(WHAT YOU NEED TO DO) Here are some records. Print all of them exactly.

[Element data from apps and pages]

****************

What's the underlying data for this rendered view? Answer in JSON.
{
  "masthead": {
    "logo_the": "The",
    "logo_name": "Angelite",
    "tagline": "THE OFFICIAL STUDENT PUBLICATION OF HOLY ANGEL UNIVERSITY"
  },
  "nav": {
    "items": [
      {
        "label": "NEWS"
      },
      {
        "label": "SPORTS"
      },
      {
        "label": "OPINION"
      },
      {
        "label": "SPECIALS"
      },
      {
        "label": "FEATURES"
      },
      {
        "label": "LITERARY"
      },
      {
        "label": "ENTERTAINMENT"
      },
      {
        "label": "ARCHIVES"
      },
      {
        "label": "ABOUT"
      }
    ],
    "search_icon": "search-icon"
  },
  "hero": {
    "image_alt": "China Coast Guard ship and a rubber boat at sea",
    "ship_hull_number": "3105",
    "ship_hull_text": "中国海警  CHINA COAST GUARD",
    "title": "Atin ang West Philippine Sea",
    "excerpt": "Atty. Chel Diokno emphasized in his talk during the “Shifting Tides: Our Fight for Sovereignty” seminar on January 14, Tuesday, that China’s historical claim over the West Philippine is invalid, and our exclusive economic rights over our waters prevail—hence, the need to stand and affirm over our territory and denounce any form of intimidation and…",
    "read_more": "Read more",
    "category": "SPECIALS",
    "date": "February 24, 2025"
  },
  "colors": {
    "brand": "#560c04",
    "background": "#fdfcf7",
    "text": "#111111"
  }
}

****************

(RESPONSE TO THE TASK)
What's the underlying data for this rendered view? Answer in JSON.
{
  "masthead": {
    "logo_the": "The",
    "logo_name": "Angelite",
    "tagline": "THE OFFICIAL STUDENT PUBLICATION OF HOLY ANGEL UNIVERSITY"
  },
  "nav": {
    "items": [
      {
        "label": "NEWS"
      },
      {
        "label": "SPORTS"
      },
      {
        "label": "OPINION"
      },
      {
        "label": "SPECIALS"
      },
      {
        "label": "FEATURES"
      },
      {
        "label": "LITERARY"
      },
      {
        "label": "ENTERTAINMENT"
      },
      {
        "label": "ARCHIVES"
      },
      {
        "label": "ABOUT"
      }
    ],
    "search_icon": "search-icon"
  },
  "hero": {
    "image_alt": "China Coast Guard ship and a rubber boat at sea",
    "ship_hull_number": "3105",
    "ship_hull_text": "中国海警  CHINA COAST GUARD",
    "title": "Atin ang West Philippine Sea",
    "excerpt": "Atty. Chel Diokno emphasized in his talk during the “Shifting Tides: Our Fight for Sovereignty” seminar on January 14, Tuesday, that China’s historical claim over the West Philippine is invalid, and our exclusive economic rights over our waters prevail—hence, the need to stand and affirm over our territory and denounce any form of intimidation and…",
    "read_more": "Read more",
    "category": "SPECIALS",
    "date": "February 24, 2025"
  },
  "colors": {
    "brand": "#560c04",
    "background": "#fdfcf7",
    "text": "#111111"
  }
}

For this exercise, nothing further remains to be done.